GIVEN DATA —
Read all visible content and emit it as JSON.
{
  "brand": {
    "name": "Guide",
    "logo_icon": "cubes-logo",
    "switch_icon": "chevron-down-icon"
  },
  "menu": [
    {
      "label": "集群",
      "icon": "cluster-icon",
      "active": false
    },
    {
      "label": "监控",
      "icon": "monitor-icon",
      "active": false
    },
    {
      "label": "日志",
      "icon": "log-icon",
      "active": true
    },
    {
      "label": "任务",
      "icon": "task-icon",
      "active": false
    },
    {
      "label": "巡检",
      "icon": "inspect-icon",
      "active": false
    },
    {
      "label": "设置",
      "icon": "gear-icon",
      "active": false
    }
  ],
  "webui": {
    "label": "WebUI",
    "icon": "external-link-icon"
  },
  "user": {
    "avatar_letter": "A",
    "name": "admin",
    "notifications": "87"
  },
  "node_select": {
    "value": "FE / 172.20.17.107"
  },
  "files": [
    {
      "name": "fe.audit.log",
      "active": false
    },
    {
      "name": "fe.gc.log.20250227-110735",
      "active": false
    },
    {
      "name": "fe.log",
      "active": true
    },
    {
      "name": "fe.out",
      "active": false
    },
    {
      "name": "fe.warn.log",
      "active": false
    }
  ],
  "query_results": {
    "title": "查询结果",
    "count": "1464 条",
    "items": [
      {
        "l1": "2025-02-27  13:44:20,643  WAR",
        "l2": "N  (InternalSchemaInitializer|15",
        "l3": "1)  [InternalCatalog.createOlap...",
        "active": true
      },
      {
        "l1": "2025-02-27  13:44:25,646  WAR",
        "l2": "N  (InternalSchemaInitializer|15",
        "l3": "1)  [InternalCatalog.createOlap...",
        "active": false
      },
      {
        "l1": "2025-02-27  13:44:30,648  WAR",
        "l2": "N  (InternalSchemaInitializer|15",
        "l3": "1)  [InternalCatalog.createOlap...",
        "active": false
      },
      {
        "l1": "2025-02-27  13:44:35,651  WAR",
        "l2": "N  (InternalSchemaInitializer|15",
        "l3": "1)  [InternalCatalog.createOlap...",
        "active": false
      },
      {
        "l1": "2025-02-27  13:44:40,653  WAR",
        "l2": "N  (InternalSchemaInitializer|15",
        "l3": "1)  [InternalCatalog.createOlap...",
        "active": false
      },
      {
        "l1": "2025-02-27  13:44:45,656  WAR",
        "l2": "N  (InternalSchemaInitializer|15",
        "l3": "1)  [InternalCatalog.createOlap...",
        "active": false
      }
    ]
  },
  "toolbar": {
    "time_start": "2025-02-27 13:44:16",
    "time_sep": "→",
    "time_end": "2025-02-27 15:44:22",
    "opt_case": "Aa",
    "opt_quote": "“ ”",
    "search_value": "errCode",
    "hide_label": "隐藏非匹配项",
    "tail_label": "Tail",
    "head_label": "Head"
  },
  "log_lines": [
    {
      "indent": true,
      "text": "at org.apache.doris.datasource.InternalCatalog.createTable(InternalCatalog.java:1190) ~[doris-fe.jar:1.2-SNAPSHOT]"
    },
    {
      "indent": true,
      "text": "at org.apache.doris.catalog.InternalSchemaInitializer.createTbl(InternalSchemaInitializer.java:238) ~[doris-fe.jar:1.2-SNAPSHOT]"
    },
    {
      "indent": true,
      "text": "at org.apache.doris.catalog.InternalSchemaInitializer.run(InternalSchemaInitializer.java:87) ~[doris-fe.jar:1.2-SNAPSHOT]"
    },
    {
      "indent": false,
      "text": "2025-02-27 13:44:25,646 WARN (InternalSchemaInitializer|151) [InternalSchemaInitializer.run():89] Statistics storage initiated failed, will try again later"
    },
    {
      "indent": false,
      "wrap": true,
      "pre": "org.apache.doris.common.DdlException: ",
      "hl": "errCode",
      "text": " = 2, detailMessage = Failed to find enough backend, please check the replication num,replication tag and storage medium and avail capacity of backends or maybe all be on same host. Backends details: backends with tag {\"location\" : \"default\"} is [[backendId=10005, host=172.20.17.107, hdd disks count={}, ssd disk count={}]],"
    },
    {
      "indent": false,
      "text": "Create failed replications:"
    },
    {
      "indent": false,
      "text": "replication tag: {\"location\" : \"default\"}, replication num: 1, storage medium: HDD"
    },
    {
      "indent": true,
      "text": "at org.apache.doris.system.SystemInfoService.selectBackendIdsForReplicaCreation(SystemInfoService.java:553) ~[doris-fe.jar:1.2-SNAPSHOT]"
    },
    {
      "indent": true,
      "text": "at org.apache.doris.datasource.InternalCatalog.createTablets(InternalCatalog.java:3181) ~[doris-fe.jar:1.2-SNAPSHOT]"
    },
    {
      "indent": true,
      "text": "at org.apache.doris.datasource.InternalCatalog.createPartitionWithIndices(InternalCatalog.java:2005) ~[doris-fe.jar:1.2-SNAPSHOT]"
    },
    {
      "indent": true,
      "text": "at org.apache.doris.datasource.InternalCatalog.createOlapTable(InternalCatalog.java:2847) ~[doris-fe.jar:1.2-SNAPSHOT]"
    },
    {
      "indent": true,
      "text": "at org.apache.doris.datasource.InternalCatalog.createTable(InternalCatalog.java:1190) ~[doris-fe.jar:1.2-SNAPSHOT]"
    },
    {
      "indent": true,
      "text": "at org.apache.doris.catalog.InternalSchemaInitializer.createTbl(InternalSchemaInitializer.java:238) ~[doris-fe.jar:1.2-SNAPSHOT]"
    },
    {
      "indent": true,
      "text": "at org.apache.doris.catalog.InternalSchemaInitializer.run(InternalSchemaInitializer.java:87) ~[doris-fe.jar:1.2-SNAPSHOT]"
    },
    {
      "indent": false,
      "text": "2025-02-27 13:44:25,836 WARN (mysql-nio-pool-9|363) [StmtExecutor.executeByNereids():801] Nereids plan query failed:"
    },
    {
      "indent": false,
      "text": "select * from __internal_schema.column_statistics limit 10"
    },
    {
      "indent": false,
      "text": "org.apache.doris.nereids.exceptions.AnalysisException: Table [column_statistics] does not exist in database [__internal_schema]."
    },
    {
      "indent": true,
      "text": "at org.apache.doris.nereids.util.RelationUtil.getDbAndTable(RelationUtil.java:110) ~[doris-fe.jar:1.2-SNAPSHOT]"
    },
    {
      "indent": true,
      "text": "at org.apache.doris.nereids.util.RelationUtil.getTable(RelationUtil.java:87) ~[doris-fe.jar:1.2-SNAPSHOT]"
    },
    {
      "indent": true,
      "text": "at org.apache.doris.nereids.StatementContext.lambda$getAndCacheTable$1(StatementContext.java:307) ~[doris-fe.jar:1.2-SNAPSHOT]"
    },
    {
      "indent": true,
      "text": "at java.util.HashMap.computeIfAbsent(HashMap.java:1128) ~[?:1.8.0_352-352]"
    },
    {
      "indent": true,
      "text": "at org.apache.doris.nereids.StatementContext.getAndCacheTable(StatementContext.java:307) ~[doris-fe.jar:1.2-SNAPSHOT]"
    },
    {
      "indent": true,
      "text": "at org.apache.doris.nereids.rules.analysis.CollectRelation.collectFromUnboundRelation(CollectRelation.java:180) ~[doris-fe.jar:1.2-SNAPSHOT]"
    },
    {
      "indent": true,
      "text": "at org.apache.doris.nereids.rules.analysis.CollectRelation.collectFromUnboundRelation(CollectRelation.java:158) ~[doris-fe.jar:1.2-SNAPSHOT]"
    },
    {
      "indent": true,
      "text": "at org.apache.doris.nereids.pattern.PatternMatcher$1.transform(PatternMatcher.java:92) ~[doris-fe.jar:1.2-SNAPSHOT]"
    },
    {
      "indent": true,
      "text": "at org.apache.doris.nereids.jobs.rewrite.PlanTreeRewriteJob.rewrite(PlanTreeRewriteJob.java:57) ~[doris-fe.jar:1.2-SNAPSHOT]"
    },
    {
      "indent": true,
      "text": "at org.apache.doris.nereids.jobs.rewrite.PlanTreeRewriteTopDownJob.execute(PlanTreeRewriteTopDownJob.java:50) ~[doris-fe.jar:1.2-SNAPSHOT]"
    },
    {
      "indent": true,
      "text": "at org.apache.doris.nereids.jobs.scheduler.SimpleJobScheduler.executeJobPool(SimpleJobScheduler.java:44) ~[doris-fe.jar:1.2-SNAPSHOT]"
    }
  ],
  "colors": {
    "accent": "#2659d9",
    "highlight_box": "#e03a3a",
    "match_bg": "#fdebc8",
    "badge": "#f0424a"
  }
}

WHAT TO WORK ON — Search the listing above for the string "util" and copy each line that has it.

YOUR SOLUTION —
      "text": "at org.apache.doris.nereids.util.RelationUtil.getDbAndTable(RelationUtil.java:110) ~[doris-fe.jar:1.2-SNAPSHOT]"
      "text": "at org.apache.doris.nereids.util.RelationUtil.getTable(RelationUtil.java:87) ~[doris-fe.jar:1.2-SNAPSHOT]"
      "text": "at java.util.HashMap.computeIfAbsent(HashMap.java:1128) ~[?:1.8.0_352-352]"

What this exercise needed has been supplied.